Id. at 230.

Turnbull's refusal to waive counsel, coupled with his apparent religious aversion to counsel, put the court in a more difficult position than did Africa's simpler demand for self-representation. The court did all it could do under the circumstances to ensure a fair trial. We hold that the state's compelling interest in a fair and orderly trial outweighs Turnbull's objection to counsel.

III

Turnbull contests the jurisdiction of the court. He violates Fed. R. App. P. 28(a) (4) by relying on his pleadings filed in the district court. United States v. Loya, 807 F.2d 1483, 1486-87 (9th Cir. 1987). By failing to argue these points in his brief, he waives them, unless manifest injustice will result. Id. There is no manifest injustice. All of Turnbull's tax protestor arguments were thoroughly considered and correctly rejected in the magistrate's ruling on pretrial motions.

IV

This court has held the special assessments mandated by 18 U.S.C. § 3013 to be unconstitutional. United States v. Munoz-Flores, 863 F.2d 654 (9th Cir. 1988), cert. granted, --- U.S. ----, 110 S. Ct. 48, 107 L. Ed. 2d 17 (1989). We therefore vacate the special assessments against Turnbull. United States v. Anguiano, 873 F.2d 1314, 1321 (9th Cir. 1989).

CONCLUSION

Turnbull's sixth amendment rights were not violated. His right to the free exercise of his religion was burdened, but the burden was excused by a compelling state interest. The conviction is affirmed, but the special assessments are vacated.

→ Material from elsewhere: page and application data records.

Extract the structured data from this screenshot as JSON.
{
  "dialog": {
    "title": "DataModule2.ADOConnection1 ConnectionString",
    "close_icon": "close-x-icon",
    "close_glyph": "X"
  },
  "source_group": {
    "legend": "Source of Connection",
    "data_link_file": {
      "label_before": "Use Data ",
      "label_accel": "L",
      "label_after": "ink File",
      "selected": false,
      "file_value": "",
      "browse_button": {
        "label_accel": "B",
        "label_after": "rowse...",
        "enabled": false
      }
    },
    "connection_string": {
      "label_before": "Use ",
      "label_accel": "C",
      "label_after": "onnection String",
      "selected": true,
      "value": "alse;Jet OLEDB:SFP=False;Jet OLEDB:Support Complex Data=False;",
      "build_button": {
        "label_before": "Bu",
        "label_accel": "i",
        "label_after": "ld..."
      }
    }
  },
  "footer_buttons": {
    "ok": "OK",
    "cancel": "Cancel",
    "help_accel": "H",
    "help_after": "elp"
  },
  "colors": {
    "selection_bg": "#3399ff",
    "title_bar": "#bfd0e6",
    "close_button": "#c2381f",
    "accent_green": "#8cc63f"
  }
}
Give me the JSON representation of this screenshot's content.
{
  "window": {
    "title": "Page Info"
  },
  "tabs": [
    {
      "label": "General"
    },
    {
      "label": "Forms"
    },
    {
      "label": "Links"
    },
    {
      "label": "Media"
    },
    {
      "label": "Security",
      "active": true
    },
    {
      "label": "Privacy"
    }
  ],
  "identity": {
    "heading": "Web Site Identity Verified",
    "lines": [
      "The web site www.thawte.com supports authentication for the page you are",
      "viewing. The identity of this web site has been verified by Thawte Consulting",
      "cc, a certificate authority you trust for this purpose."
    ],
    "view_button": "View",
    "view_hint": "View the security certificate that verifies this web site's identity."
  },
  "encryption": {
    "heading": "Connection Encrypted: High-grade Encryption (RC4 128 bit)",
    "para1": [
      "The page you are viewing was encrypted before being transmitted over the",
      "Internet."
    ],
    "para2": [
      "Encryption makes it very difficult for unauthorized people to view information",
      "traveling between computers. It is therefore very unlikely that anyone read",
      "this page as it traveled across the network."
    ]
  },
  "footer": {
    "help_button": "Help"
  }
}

AFFIRMED in part, VACATED in part.

 *

The panel finds this case appropriate for submission without oral argument pursuant to Ninth Circuit Rule 34-4 and Fed. R. App. P. 34(a)

 **

The Honorable Ruggero J. Aldisert, United States Circuit Judge for the Third Circuit, sitting by designation